The Comelec had issued this ruling based on claims that Poe is not a natural-born Filipino and failed to meet the 10-year residency requirement for presidential candidates. (READ: EXPLAINER: Issues the SC will decide in Grace Poe case)
Senate President Franklin Drilon, for his part, appealed to Comelec Chairman Andres Bautista to delay the printing of ballots until the SC decides on Poe’s case.
Drilon fears 'a lot of confusion'
Drilon is the vice chairman of the Liberal Party, whose standard-bearer, Manuel Roxas II, has lagged behind in presidential surveys.
In an interview with reporters, Drilon addressed perceptions that he seems to be waiting for the SC to disqualify Poe.
He said: “I am not passing judgment on the qualification nor disqualification of Senator Poe. I am just saying that the more prudent thing to do is to wait for the final decision of the Supreme Court.”
“The possibility that the ballots may contain the names of those disqualified will cause a lot of confusion,” Drilon explained.
He also said he doesn’t believe that the Comelec cannot move the schedule for ballot printing. “You can add printers to print the ballot so that you can print on time.”
This comes as the SC on Tuesday, January 19, held the first round of oral arguments on Poe’s case.
The SC justices on Tuesday raised doubts on whether Poe has met the 10-year residency requirement for presidential candidates.

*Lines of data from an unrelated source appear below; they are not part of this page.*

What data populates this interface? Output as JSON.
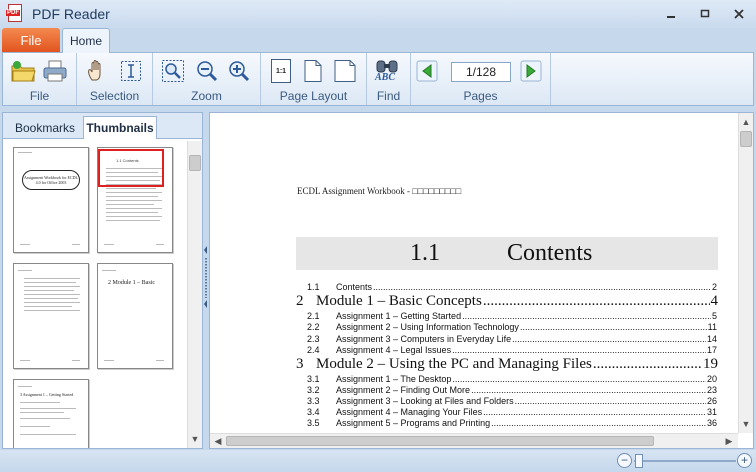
{
  "window": {
    "title": "PDF Reader",
    "icon_label": "PDF"
  },
  "ribbon_tabs": {
    "file": "File",
    "home": "Home"
  },
  "ribbon": {
    "groups": {
      "file": "File",
      "selection": "Selection",
      "zoom": "Zoom",
      "page_layout": "Page Layout",
      "find": "Find",
      "pages": "Pages"
    },
    "page_layout_single": "1:1",
    "find_icon_text": "ABC",
    "page_indicator": "1/128"
  },
  "left_panel": {
    "tabs": {
      "bookmarks": "Bookmarks",
      "thumbnails": "Thumbnails"
    },
    "thumbnails": [
      {
        "text": "Assignment Workbook for ECDL 4.0 for Office 2003"
      },
      {
        "text": "1.1 Contents",
        "selected": true
      },
      {
        "text": ""
      },
      {
        "text": "2 Module 1 – Basic"
      },
      {
        "text": "3 Assignment 1 – Getting Started"
      }
    ]
  },
  "document": {
    "header": "ECDL Assignment Workbook - □□□□□□□□□",
    "contents_number": "1.1",
    "contents_title": "Contents",
    "toc": [
      {
        "level": 2,
        "num": "1.1",
        "title": "Contents",
        "page": "2"
      },
      {
        "level": 1,
        "num": "2",
        "title": "Module 1 – Basic Concepts",
        "page": "4"
      },
      {
        "level": 2,
        "num": "2.1",
        "title": "Assignment 1 – Getting Started",
        "page": "5"
      },
      {
        "level": 2,
        "num": "2.2",
        "title": "Assignment 2 – Using Information Technology",
        "page": "11"
      },
      {
        "level": 2,
        "num": "2.3",
        "title": "Assignment 3 – Computers in Everyday Life",
        "page": "14"
      },
      {
        "level": 2,
        "num": "2.4",
        "title": "Assignment 4 – Legal Issues",
        "page": "17"
      },
      {
        "level": 1,
        "num": "3",
        "title": "Module 2 – Using the PC and Managing Files",
        "page": "19"
      },
      {
        "level": 2,
        "num": "3.1",
        "title": "Assignment 1 – The Desktop",
        "page": "20"
      },
      {
        "level": 2,
        "num": "3.2",
        "title": "Assignment 2 – Finding Out More",
        "page": "23"
      },
      {
        "level": 2,
        "num": "3.3",
        "title": "Assignment 3 – Looking at Files and Folders",
        "page": "26"
      },
      {
        "level": 2,
        "num": "3.4",
        "title": "Assignment 4 – Managing Your Files",
        "page": "31"
      },
      {
        "level": 2,
        "num": "3.5",
        "title": "Assignment 5 – Programs and Printing",
        "page": "36"
      }
    ]
  },
  "status": {
    "zoom_minus": "−",
    "zoom_plus": "+"
  }
}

At the same time, another leading presidential aspirant, Davao City Mayor Rodrigo Duterte, is facing petitions to stop him from running for president.
Paterno R. Esmaquel II is a senior reporter leading Rappler’s coverage of religion and foreign affairs. He finished MA Journalism in Ateneo and MSc Asian Studies (Religions in Plural Societies) at RSIS, Singapore. For story ideas or feedback, email him at firstname.lastname@example.org.